Our government seems to care only about the corporations (which colleges and universities are quickly becoming a fundamental part of) who fund their campaigns and ensure their ongoing political victories. These corporations want to make money, and they want a working class that will help them make their money.
An education is not necessarily required to stock shelves, wait tables, or sell inventory. Colleges and universities will take your money, though, building your hopes of a better future, while corporations simultaneously eliminate job possibilities.
The left hand does indeed know what the right hand is doing, and they are choking the life out of America.
by David T. Bruce
Neither the Democratic Party nor the Republican Party as a whole gives a damn about the healthcare needs of the citizenry of the United States.
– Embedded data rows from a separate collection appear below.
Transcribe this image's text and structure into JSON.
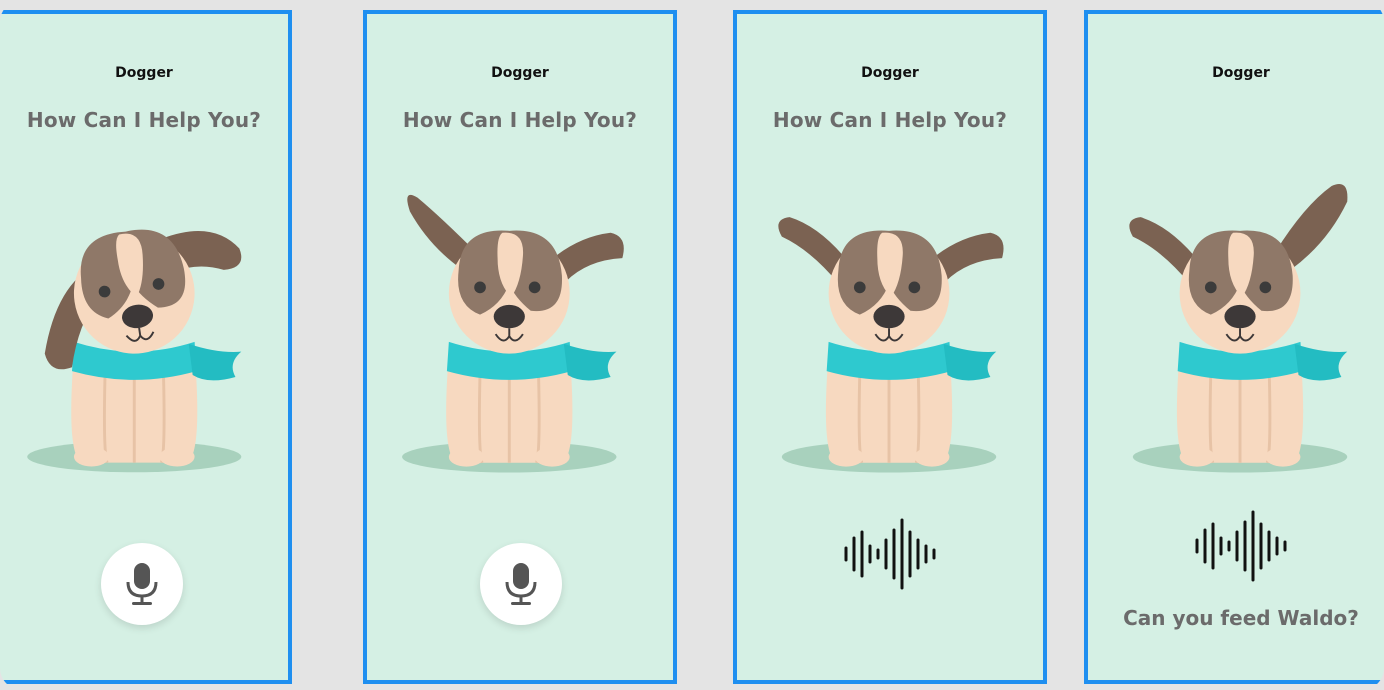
{
  "app": {
    "name": "Dogger"
  },
  "screens": [
    {
      "id": "idle-1",
      "title": "Dogger",
      "heading": "How Can I Help You?",
      "control": "microphone-button"
    },
    {
      "id": "idle-2",
      "title": "Dogger",
      "heading": "How Can I Help You?",
      "control": "microphone-button"
    },
    {
      "id": "listening",
      "title": "Dogger",
      "heading": "How Can I Help You?",
      "control": "voice-waveform"
    },
    {
      "id": "result",
      "title": "Dogger",
      "heading": "",
      "control": "voice-waveform",
      "transcript": "Can you feed Waldo?"
    }
  ],
  "icons": {
    "mic": "microphone-icon",
    "wave": "sound-wave-icon"
  },
  "colors": {
    "frame_border": "#1e8ff0",
    "screen_bg": "#d5f0e4",
    "page_bg": "#e4e4e4",
    "heading_text": "#6b6b6b",
    "dog_ear": "#7b6252",
    "dog_patch": "#8f7868",
    "dog_body": "#f7d9c0",
    "scarf": "#2ec9cf"
  }
}
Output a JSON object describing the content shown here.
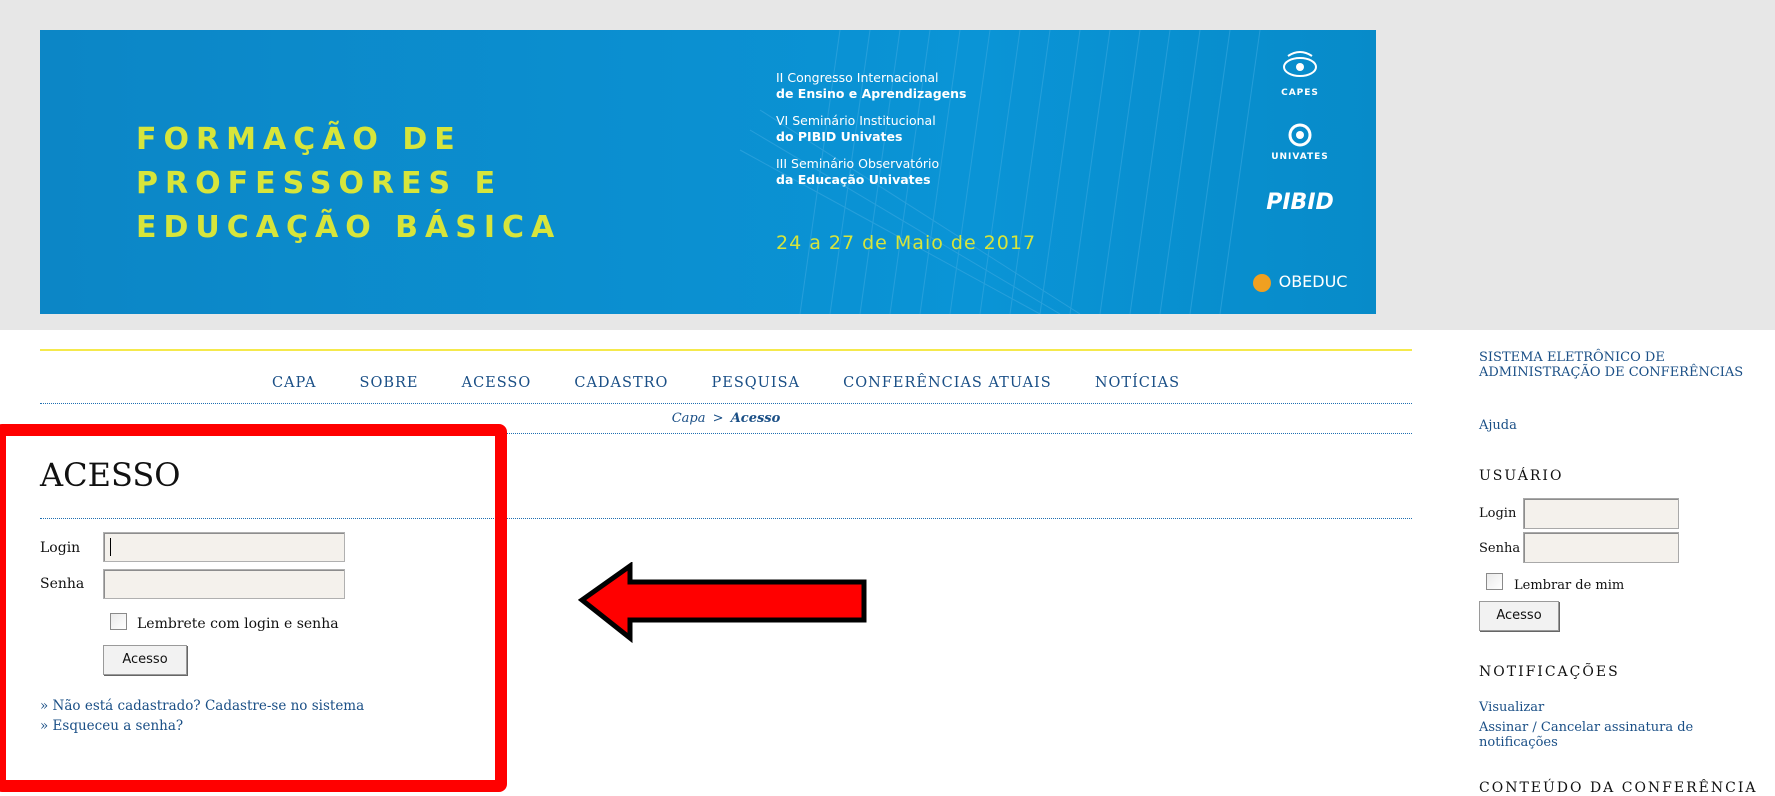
{
  "banner": {
    "title_lines": [
      "FORMAÇÃO DE",
      "PROFESSORES E",
      "EDUCAÇÃO BÁSICA"
    ],
    "events": [
      {
        "line1": "II Congresso Internacional",
        "line2": "de Ensino e Aprendizagens"
      },
      {
        "line1": "VI Seminário Institucional",
        "line2": "do PIBID Univates"
      },
      {
        "line1": "III Seminário Observatório",
        "line2": "da Educação Univates"
      }
    ],
    "date": "24 a 27 de Maio de 2017",
    "logos": {
      "capes": "CAPES",
      "univates": "UNIVATES",
      "pibid": "PIBID",
      "obeduc": "OBEDUC"
    }
  },
  "nav": {
    "items": [
      "CAPA",
      "SOBRE",
      "ACESSO",
      "CADASTRO",
      "PESQUISA",
      "CONFERÊNCIAS ATUAIS",
      "NOTÍCIAS"
    ]
  },
  "breadcrumb": {
    "home": "Capa",
    "separator": ">",
    "current": "Acesso"
  },
  "page": {
    "title": "ACESSO",
    "login_label": "Login",
    "password_label": "Senha",
    "remember_label": "Lembrete com login e senha",
    "submit_label": "Acesso",
    "register_link": "» Não está cadastrado? Cadastre-se no sistema",
    "forgot_link": "» Esqueceu a senha?"
  },
  "sidebar": {
    "system_title_line1": "SISTEMA ELETRÔNICO DE",
    "system_title_line2": "ADMINISTRAÇÃO DE CONFERÊNCIAS",
    "help_link": "Ajuda",
    "user_heading": "USUÁRIO",
    "login_label": "Login",
    "password_label": "Senha",
    "remember_label": "Lembrar de mim",
    "submit_label": "Acesso",
    "notifications_heading": "NOTIFICAÇÕES",
    "view_link": "Visualizar",
    "subscribe_link": "Assinar / Cancelar assinatura de notificações",
    "content_heading": "CONTEÚDO DA CONFERÊNCIA"
  },
  "colors": {
    "banner_blue": "#0b8fd0",
    "banner_title": "#d7e53b",
    "link": "#1a4f86",
    "highlight_red": "#ff0000"
  }
}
Other nations are criticized for their socialized medical healthcare plans. England’s National Health Service and Canadian Health Care are two forms of socialized medicine that provide healthcare to all citizens, not just to those that can afford care or afford coverage. While the systems certainly have their share of flaws and frustrations, the mentality suggests that a government body should logically and morally care for its citizens.
In the United States, many of the elderly cannot afford the privatized healthcare coverage offered to them, let alone can they afford a new heart. Likewise, American citizens who are born disabled or find themselves disabled are unlikely to have sufficient coverage. Like the elderly, their income level in general is not enough to afford them access to the level of healthcare required to meet their needs. Furthermore, the economic instability that still prevails in the United States (regardless of the Wall Street or political spin to the contrary) increases the ranks of the underinsured or uninsured. Gallup polls point out the state of healthcare in the United States as of 2011, illustrating that over 17 percent of Americans over age 18 do not have health insurance.
The majority of Americans are not asking for handouts; the majority of Americans are not resting on their laurels or sitting on their behinds, avoiding work in order to obtain free medical care. The majority of Americans are victims of the power struggle that is running rampant in this country between the two major opposing political parties, who use large business companies as their chess pieces of highest rank. We are merely pawns – very weak and very disposable. For fear of losing power, our elected officials use their own form of domestic terrorism to make each of us fearful of our neighbors, engendering within each of us the fear that something we have earned will be taken away.
Both the Obama Administration and the Republican Party are missing the point. Both sides are wrong. We should not have to force Americans to buy health insurance. Health insurance should not be for-profit, benefiting health insurance companies more than those receiving benefits. The relationship between these two entities – the federal government and the health insurance companies – is not difficult to perceive.
The insurance companies lobby on Capitol Hill to benefit from the election of an official who will support the continued financial success of insurance companies. That is what “for profit” means, and they are indeed very profitable. These elected officials then seek to mandate that insurance companies benefit from the support for which they have lobbied. Here we have a conflict of interest.
What should be of interest to all Americans is this: we either care about our citizens or we do not. England and Canada may not have the best insurance programs, but they do at least give the impression that the wealth of a human being is not attached to their age or ability. Given the rhetoric spewed from all branches of our federal government and the health insurance companies, the message is that healthcare for all Americans is not a priority. The message is that if you are too old, too disabled, too poor, or too sick, you are on your own.